Jay Cutler is the fifth most sacked quarterback in the NFL. This season, he has had to endure 35 sacks, largely in part to the failings of the offensive line - again. So let's be kind and accept that Cutler cannot really control the performance of his line. Yes, he still holds onto the ball too long, but the heavy rotation of players, combined with injuries and poor play has cemented the o-line as the Bears main problem - yet again.
With that being said, let's take a look at some of the things that Cutler can influence, and examine how well he has done this year. Have the Bears been getting their money's worth with Cutler, and should they be rewarding him with a long term, lucrative contract? Let's see.
I think it's fair to say that given the addition of Brandon Marshall, we all thought Cutler would be throwing for a lot more yards than he has. In fact, with two games remaining, he has thrown for just 2,630 yards. That puts him 25th in the league. Players who have thrown more yards include Mark Sanchez, Ryan Tannehill, Ryan Fitzpatrick and Russell Wilson. It must be noted that Cutler has already thrown for more yards than he did last season, when his total was just 2,319 (although he did miss quite a few games). My point is this - in today's NFL, you need a quarterback that can put up big yardage. Granted, a lot of it can come down to game plan and the play of the receivers, but throughout his time in Chicago, Cutler's passing yards have always been on the low side.
Linking into total passing yards, is the statistic for yards per game. So far this season, Cutler has average just 202 yards per game, putting him in 26th place amongst QBs. Nick Foles throws for more yards per game, and that is the end of that sentence.
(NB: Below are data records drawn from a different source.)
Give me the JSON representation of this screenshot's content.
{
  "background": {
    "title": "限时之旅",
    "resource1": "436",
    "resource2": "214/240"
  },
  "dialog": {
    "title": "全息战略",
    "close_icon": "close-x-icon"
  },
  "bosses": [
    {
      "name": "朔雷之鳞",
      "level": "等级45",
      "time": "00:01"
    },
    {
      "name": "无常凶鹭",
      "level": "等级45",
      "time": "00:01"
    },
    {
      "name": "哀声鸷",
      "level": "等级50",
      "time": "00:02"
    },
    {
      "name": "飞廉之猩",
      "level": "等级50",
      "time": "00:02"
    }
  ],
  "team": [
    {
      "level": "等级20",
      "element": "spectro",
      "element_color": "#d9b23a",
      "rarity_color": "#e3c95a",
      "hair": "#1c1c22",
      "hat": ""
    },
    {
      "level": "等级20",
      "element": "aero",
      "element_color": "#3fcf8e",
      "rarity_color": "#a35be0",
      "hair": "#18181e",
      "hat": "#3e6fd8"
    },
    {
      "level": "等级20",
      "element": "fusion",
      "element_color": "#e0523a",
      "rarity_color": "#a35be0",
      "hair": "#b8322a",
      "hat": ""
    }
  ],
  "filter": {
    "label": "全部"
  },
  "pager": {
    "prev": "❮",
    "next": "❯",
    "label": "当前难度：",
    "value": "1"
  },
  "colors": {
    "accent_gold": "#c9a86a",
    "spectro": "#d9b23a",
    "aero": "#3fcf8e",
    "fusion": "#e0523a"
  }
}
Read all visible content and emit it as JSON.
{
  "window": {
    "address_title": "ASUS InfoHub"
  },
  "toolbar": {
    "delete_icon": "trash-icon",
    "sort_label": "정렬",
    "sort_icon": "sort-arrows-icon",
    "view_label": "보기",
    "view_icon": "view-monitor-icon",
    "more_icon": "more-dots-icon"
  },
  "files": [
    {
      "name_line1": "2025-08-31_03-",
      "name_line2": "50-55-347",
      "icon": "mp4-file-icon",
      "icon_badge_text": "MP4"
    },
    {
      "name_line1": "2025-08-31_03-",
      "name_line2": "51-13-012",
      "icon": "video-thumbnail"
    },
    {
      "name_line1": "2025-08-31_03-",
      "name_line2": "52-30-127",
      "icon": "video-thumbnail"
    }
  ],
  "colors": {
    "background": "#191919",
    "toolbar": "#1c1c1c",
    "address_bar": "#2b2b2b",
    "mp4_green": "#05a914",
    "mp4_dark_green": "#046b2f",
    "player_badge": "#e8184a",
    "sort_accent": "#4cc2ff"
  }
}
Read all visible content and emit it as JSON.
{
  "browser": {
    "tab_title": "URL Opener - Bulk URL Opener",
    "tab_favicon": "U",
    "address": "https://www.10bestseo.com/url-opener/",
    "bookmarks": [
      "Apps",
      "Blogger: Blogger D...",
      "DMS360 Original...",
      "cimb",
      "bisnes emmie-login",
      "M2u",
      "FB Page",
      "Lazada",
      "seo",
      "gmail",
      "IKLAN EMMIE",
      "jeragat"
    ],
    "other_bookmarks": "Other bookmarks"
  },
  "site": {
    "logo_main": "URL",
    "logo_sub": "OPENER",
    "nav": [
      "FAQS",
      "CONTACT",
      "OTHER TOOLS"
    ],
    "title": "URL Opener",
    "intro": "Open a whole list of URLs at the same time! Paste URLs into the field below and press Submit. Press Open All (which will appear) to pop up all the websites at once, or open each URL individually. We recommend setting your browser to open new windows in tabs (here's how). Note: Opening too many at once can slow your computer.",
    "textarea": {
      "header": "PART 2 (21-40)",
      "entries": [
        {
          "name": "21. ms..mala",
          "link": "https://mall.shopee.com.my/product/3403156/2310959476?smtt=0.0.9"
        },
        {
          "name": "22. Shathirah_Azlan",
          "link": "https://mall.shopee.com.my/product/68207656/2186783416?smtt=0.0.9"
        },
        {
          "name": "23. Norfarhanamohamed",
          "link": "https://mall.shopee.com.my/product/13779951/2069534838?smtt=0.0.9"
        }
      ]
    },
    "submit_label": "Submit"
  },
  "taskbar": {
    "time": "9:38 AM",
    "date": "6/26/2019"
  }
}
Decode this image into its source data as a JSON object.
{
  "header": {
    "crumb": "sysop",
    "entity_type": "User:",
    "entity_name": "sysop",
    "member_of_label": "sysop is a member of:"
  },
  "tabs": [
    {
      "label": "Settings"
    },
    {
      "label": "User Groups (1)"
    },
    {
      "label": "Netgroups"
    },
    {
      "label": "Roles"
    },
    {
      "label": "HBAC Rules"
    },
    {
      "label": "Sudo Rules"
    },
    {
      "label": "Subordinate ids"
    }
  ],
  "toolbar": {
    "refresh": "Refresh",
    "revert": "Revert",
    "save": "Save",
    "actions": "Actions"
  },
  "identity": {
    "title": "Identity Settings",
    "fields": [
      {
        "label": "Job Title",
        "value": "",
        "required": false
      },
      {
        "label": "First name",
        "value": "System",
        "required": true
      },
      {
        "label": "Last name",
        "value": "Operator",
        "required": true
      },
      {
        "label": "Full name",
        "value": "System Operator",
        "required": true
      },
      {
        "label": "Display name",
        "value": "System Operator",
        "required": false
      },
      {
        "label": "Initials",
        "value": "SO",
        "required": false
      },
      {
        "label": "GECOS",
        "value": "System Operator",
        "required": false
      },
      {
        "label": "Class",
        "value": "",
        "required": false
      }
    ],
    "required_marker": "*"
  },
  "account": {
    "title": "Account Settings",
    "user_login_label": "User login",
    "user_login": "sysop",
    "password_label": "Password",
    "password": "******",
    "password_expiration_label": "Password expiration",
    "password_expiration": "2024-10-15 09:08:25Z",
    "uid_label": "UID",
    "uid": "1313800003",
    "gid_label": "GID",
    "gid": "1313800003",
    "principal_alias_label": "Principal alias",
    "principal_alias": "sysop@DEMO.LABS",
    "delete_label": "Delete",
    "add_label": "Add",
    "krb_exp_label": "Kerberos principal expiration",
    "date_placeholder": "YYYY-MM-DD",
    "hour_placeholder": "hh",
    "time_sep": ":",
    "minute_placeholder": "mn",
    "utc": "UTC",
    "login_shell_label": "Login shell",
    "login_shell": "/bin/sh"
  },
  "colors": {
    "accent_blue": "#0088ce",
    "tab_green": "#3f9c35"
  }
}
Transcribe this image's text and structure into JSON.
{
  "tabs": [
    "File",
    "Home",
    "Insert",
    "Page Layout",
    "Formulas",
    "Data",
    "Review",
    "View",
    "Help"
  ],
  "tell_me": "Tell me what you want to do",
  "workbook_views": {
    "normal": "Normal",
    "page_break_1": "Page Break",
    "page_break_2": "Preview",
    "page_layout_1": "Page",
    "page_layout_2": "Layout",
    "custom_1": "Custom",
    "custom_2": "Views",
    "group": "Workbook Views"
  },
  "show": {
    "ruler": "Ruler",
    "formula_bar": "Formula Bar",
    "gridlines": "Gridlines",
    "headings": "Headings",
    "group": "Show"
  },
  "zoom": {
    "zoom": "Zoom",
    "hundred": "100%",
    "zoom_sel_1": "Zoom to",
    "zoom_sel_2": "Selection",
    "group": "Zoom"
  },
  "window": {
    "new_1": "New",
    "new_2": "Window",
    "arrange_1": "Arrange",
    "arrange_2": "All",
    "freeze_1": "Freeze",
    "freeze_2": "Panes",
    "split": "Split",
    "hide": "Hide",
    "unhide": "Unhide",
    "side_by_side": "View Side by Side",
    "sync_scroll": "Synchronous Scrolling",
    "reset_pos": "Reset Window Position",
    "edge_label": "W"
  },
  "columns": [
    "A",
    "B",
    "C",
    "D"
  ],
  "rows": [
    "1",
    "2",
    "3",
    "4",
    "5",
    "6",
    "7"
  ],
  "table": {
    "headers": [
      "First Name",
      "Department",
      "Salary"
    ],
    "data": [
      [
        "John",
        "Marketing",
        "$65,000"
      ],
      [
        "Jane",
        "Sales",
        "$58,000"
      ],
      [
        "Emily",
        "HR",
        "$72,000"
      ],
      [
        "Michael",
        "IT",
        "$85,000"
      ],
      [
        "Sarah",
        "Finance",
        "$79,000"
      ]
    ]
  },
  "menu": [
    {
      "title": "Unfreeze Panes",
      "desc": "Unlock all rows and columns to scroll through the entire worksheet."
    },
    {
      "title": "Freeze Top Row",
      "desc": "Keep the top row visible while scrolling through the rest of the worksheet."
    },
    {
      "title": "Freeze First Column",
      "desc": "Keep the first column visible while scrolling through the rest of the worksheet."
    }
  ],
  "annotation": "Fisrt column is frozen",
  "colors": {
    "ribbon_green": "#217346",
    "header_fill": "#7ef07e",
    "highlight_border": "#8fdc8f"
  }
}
Cutler is tied for 21st place in the league with 17 touchdowns. Doesn't sound too bad on the face of it, but when you consider that Drew Brees has thrown twice as many as that, it kind of puts it in perspective. I think we all would have expected more touchdowns out of Cutler, especially with Marshall on board and the ability that Alshon Jeffery has flashed. Without either of those players in 2009 and 2010, Cutler threw 27 and 23 touchdowns, respectively. He's not going to reach those numbers this year, which for me is a huge disappointment, and the Bears should feel let down by this.
Interceptions have not been too bad, as he has only turned the ball over 14 times. This is a vast improvement on the 26 picks he threw in 2009. Of course, not all interceptions are the quarterback's fault, so I don't think it's necessary to dwell on interceptions too much, unless the number is very high, which in Cutler's case, it's not.
For the final piece of this exercise, let's turn our attention to Jay Cutler's passer rating. I still don't know how the heck they work that thing out, although Wikipedia has had a go of it HERE. The Bears QB currently has an 80.4 passer rating. This has pretty much been par for the course during his time in the windy city, with his best rating coming in 2010 when he finished with an 86.3. Again, you would like that number to be a little higher, but it's not awful. It just leaves him in 22nd place.
All this statistical analysis leaves us with one main question - is Jay Cutler still the answer in Chicago? As much as I come down on him at times, I still firmly believe he his. He just needs so much more.
He deserves better protection from his line; something the Bears have failed to deliver, which is an embarrassment. It looks like he still needs better receivers, or at least a game plan that doesn't force him to rely on Brandon Marshall so much. He needs a better running game. The Bears used to be known for being a run-first team, but that only really works when you can run the ball with any sort of consistency. That has not been the case this year.
The season is not over yet, and the Bears have a shot at making the playoffs. But after starting the year with so much optimism, I am finding it hard to see how thing's will be any different next year. Not unless things change. Jay Cutler has the ability to be a great NFL quarterback, but right now, he is the definition of mediocre. It's just not all his fault.